The US Environmental Protection Agency (EPA) has withdrawn support for so-called cyanide bombs, which are used to kill predators of livestock.
Use of the deadly devices known as M-44s began in the 1960s and was re-authorised by the agency in June, sparking a new backlash.
M-44s have been known to harm humans and kill endangered wild species that are not considered pests to ranchers.
They work by drawing animals with bait then spraying poison into their mouths.
The EPA administrator, Andrew Wheeler, said the “issue warrants further analysis and additional discussions” in order to “ensure US livestock remain well-protected from dangerous predators while simultaneously minimising off-target impacts on both humans and non-predatory animals”.

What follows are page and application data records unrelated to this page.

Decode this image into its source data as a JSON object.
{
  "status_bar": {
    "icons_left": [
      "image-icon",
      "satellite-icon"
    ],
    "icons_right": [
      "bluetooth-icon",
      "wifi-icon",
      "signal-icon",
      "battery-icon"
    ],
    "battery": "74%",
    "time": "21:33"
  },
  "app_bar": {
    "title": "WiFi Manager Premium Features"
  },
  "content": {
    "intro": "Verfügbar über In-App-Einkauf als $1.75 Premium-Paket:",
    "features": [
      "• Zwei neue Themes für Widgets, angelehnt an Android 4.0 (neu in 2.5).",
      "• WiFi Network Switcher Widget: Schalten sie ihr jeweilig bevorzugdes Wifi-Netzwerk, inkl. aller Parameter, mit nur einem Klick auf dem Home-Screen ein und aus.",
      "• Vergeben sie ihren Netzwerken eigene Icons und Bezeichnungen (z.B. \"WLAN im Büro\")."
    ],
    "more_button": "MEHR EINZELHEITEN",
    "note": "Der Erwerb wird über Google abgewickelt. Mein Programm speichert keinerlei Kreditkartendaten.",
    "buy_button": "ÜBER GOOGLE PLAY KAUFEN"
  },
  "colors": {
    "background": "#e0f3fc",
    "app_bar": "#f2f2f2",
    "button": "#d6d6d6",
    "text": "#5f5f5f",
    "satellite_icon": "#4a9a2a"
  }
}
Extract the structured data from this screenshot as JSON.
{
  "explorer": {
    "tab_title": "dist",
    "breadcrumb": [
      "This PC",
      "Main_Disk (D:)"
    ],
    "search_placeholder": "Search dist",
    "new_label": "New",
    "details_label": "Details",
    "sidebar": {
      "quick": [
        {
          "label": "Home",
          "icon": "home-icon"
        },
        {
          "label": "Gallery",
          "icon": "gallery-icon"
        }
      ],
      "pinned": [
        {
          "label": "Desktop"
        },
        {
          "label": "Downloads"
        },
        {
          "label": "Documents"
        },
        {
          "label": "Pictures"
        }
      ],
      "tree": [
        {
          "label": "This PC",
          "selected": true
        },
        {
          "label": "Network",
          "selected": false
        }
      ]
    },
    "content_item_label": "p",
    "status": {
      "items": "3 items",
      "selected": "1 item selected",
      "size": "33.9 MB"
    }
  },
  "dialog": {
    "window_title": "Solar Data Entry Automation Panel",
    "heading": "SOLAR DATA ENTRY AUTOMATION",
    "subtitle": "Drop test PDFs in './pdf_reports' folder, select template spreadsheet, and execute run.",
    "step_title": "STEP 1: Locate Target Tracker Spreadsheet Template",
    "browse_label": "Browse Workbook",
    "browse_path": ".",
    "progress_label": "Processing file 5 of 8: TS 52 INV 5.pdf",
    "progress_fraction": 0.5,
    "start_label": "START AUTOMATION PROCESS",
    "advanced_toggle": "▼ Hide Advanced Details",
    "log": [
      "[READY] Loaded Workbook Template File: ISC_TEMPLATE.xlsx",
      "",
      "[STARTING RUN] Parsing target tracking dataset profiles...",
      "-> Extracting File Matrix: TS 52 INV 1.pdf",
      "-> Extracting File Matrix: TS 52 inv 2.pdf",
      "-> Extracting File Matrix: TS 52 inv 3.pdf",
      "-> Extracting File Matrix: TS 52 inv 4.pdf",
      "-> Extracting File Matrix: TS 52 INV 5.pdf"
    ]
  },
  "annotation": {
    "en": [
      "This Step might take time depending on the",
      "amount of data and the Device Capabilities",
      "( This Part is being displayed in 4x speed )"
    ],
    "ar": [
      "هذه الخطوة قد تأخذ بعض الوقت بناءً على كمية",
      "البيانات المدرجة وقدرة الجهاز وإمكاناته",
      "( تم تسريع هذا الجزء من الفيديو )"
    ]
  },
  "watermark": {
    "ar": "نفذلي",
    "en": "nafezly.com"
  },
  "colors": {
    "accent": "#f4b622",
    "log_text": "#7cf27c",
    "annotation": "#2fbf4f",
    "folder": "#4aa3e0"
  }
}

The bombs are meant to kill coyotes, foxes and other animals that prey on livestock.
But the EPA has acknowledged it has also killed hundreds of unintended targets.

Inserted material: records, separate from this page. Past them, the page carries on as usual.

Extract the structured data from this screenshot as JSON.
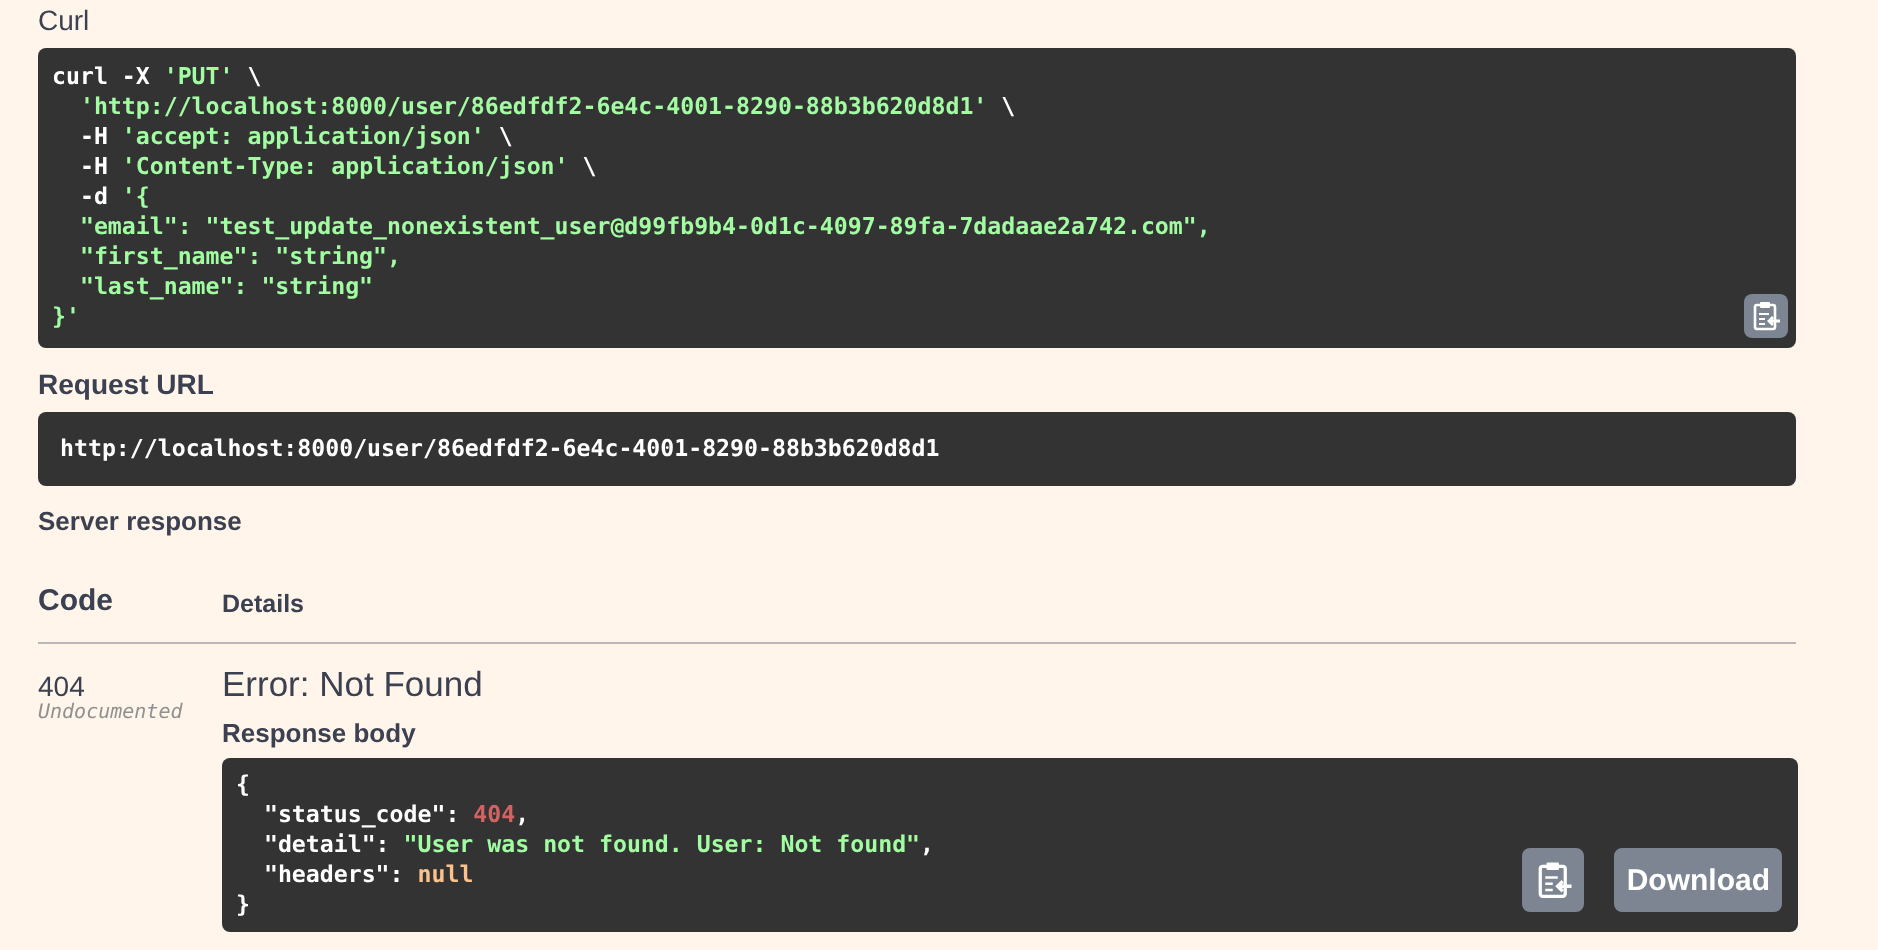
{
  "curl": {
    "label": "Curl",
    "lines": [
      [
        {
          "kind": "plain",
          "text": "curl -X "
        },
        {
          "kind": "string",
          "text": "'PUT'"
        },
        {
          "kind": "plain",
          "text": " \\"
        }
      ],
      [
        {
          "kind": "string",
          "text": "  'http://localhost:8000/user/86edfdf2-6e4c-4001-8290-88b3b620d8d1'"
        },
        {
          "kind": "plain",
          "text": " \\"
        }
      ],
      [
        {
          "kind": "plain",
          "text": "  -H "
        },
        {
          "kind": "string",
          "text": "'accept: application/json'"
        },
        {
          "kind": "plain",
          "text": " \\"
        }
      ],
      [
        {
          "kind": "plain",
          "text": "  -H "
        },
        {
          "kind": "string",
          "text": "'Content-Type: application/json'"
        },
        {
          "kind": "plain",
          "text": " \\"
        }
      ],
      [
        {
          "kind": "plain",
          "text": "  -d "
        },
        {
          "kind": "string",
          "text": "'{"
        }
      ],
      [
        {
          "kind": "string",
          "text": "  \"email\": \"test_update_nonexistent_user@d99fb9b4-0d1c-4097-89fa-7dadaae2a742.com\","
        }
      ],
      [
        {
          "kind": "string",
          "text": "  \"first_name\": \"string\","
        }
      ],
      [
        {
          "kind": "string",
          "text": "  \"last_name\": \"string\""
        }
      ],
      [
        {
          "kind": "string",
          "text": "}'"
        }
      ]
    ]
  },
  "request_url": {
    "label": "Request URL",
    "value": "http://localhost:8000/user/86edfdf2-6e4c-4001-8290-88b3b620d8d1"
  },
  "server_response": {
    "label": "Server response",
    "columns": [
      "Code",
      "Details"
    ],
    "response": {
      "code": "404",
      "code_note": "Undocumented",
      "title": "Error: Not Found",
      "body_label": "Response body",
      "body_lines": [
        [
          {
            "kind": "plain",
            "text": "{"
          }
        ],
        [
          {
            "kind": "plain",
            "text": "  \"status_code\": "
          },
          {
            "kind": "number",
            "text": "404"
          },
          {
            "kind": "plain",
            "text": ","
          }
        ],
        [
          {
            "kind": "plain",
            "text": "  \"detail\": "
          },
          {
            "kind": "string",
            "text": "\"User was not found. User: Not found\""
          },
          {
            "kind": "plain",
            "text": ","
          }
        ],
        [
          {
            "kind": "plain",
            "text": "  \"headers\": "
          },
          {
            "kind": "literal",
            "text": "null"
          }
        ],
        [
          {
            "kind": "plain",
            "text": "}"
          }
        ]
      ],
      "download": "Download"
    }
  }
}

The Center for Biological Diversity, which spearheaded a public comments campaign to complain to the EPA, cheered the backtrack.

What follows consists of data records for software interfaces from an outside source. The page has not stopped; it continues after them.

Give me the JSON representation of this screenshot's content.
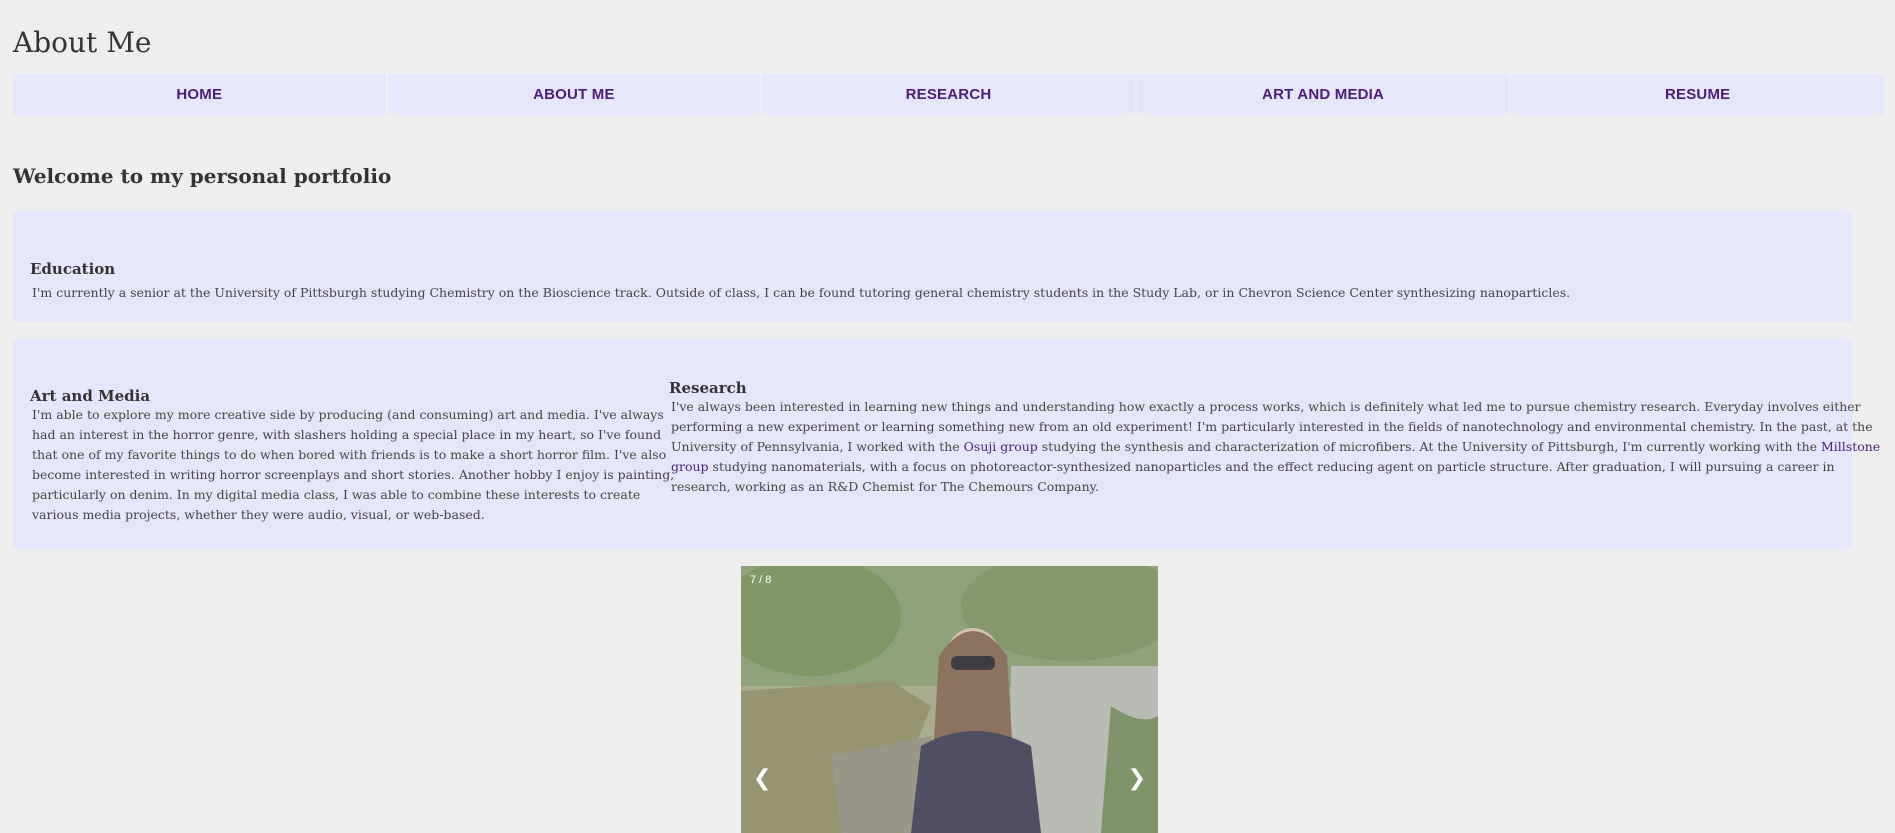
{
  "page": {
    "title": "About Me"
  },
  "nav": [
    "HOME",
    "ABOUT ME",
    "RESEARCH",
    "ART AND MEDIA",
    "RESUME"
  ],
  "welcome": "Welcome to my personal portfolio",
  "education": {
    "heading": "Education",
    "text": "I'm currently a senior at the University of Pittsburgh studying Chemistry on the Bioscience track. Outside of class, I can be found tutoring general chemistry students in the Study Lab, or in Chevron Science Center synthesizing nanoparticles."
  },
  "art": {
    "heading": "Art and Media",
    "text": "I'm able to explore my more creative side by producing (and consuming) art and media. I've always had an interest in the horror genre, with slashers holding a special place in my heart, so I've found that one of my favorite things to do when bored with friends is to make a short horror film. I've also become interested in writing horror screenplays and short stories. Another hobby I enjoy is painting, particularly on denim. In my digital media class, I was able to combine these interests to create various media projects, whether they were audio, visual, or web-based."
  },
  "research": {
    "heading": "Research",
    "text_1": "I've always been interested in learning new things and understanding how exactly a process works, which is definitely what led me to pursue chemistry research. Everyday involves either performing a new experiment or learning something new from an old experiment! I'm particularly interested in the fields of nanotechnology and environmental chemistry. In the past, at the University of Pennsylvania, I worked with the ",
    "link_1": "Osuji group",
    "text_2": " studying the synthesis and characterization of microfibers. At the University of Pittsburgh, I'm currently working with the ",
    "link_2": "Millstone group",
    "text_3": " studying nanomaterials, with a focus on photoreactor-synthesized nanoparticles and the effect reducing agent on particle structure. After graduation, I will pursuing a career in research, working as an R&D Chemist for The Chemours Company."
  },
  "slideshow": {
    "counter": "7 / 8",
    "prev_glyph": "❮",
    "next_glyph": "❯"
  }
}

It called for a “permanent ban to protect people, pets and imperilled wildlife from this poison”.